Stored items:
*** Block opens ***

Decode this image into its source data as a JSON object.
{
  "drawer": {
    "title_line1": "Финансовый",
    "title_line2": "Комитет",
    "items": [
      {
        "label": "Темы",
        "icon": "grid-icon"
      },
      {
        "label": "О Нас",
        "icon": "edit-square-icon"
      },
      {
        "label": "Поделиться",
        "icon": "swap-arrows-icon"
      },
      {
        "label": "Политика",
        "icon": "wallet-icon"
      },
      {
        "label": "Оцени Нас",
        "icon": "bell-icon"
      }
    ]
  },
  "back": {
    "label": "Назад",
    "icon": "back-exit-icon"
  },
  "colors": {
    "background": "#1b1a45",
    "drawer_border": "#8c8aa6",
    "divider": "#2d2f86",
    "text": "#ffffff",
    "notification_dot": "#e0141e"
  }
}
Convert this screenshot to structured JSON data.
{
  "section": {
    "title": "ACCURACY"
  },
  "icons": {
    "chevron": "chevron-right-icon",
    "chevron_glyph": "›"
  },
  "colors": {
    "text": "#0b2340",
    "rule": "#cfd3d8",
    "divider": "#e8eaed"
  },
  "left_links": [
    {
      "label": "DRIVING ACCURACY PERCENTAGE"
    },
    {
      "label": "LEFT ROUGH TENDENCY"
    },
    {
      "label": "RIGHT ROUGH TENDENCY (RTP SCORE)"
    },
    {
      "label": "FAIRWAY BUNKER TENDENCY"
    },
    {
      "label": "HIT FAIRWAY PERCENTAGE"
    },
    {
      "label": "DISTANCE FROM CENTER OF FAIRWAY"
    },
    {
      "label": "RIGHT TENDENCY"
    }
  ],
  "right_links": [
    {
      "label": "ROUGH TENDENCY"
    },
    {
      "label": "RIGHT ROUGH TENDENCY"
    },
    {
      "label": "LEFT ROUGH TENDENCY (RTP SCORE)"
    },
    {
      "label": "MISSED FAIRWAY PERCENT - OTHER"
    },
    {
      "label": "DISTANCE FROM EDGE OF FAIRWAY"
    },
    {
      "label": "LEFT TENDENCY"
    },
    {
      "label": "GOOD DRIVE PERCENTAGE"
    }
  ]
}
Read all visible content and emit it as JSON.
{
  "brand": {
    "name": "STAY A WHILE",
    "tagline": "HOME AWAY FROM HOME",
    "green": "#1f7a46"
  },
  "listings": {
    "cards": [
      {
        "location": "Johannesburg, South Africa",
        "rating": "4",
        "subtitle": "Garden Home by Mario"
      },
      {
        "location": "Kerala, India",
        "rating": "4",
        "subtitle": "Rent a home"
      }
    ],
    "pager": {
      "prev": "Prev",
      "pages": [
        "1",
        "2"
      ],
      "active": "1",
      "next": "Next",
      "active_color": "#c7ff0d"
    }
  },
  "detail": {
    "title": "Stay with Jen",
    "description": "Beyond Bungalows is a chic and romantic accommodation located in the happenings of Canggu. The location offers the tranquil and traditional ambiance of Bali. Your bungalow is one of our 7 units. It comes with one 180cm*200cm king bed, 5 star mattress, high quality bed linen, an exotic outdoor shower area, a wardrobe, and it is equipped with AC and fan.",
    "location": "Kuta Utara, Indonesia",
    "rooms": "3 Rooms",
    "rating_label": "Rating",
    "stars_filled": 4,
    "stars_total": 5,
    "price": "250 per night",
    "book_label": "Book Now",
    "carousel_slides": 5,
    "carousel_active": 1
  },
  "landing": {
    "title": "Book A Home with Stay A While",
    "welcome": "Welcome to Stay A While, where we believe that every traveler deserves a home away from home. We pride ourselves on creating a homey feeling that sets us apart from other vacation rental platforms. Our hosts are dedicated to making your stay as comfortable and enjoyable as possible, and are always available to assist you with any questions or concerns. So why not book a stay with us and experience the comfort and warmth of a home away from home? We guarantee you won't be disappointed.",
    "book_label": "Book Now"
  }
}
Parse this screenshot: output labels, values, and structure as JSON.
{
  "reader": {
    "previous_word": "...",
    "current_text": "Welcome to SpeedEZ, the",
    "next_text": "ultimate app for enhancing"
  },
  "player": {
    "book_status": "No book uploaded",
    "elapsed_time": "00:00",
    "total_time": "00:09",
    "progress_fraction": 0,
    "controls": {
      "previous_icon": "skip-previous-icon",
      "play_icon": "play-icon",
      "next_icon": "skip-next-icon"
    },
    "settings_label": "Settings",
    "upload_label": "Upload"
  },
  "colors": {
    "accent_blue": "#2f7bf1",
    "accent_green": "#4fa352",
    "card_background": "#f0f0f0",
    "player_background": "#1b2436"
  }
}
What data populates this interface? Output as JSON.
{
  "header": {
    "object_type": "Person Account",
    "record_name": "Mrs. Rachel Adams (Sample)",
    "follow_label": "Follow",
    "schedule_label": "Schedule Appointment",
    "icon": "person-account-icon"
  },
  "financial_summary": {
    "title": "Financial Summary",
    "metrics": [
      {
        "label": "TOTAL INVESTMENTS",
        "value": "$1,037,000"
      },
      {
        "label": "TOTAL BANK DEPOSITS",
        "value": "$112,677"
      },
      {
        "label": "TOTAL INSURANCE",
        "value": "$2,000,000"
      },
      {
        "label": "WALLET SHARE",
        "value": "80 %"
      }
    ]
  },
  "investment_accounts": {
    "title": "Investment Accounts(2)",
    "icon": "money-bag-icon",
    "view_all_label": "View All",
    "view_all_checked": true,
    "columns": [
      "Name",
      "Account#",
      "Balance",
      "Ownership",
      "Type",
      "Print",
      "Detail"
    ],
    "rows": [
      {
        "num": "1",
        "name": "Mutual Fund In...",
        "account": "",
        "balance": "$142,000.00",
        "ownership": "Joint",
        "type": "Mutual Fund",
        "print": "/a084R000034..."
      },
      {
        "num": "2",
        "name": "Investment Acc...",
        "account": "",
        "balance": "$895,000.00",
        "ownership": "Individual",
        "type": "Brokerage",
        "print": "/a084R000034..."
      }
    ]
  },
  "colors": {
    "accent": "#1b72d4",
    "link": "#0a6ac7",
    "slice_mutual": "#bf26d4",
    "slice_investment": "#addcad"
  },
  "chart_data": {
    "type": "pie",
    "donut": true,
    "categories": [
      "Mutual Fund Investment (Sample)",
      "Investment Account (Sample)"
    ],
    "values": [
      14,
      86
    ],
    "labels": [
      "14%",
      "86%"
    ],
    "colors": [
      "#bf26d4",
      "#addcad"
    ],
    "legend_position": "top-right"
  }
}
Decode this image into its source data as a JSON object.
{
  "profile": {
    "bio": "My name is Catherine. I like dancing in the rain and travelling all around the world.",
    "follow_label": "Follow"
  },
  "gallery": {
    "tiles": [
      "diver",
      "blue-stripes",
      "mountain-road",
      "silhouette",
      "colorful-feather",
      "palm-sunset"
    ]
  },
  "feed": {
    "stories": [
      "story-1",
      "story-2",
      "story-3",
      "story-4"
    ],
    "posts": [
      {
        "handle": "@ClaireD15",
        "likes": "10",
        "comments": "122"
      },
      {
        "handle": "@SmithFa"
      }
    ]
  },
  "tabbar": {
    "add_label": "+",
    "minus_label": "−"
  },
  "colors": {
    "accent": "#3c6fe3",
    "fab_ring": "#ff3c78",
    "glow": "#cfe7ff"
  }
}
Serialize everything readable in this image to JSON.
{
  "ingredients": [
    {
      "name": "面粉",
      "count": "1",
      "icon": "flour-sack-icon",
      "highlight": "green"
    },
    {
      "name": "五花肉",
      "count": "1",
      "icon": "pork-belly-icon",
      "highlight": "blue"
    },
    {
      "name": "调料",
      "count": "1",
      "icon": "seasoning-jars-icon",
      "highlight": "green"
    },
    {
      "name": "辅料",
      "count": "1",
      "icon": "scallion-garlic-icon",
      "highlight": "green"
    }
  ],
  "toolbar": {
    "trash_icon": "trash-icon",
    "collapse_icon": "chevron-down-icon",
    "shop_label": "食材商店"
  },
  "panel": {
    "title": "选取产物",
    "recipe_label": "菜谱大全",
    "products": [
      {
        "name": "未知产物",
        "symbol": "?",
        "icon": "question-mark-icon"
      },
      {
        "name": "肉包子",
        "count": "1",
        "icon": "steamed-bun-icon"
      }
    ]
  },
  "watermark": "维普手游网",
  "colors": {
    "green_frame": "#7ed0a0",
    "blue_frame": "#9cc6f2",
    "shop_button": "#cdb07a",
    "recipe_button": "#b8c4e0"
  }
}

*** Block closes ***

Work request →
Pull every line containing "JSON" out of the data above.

Output for this exercise →
Decode this image into its source data as a JSON object.
Convert this screenshot to structured JSON data.
Read all visible content and emit it as JSON.
Parse this screenshot: output labels, values, and structure as JSON.
What data populates this interface? Output as JSON.
Decode this image into its source data as a JSON object.
Serialize everything readable in this image to JSON.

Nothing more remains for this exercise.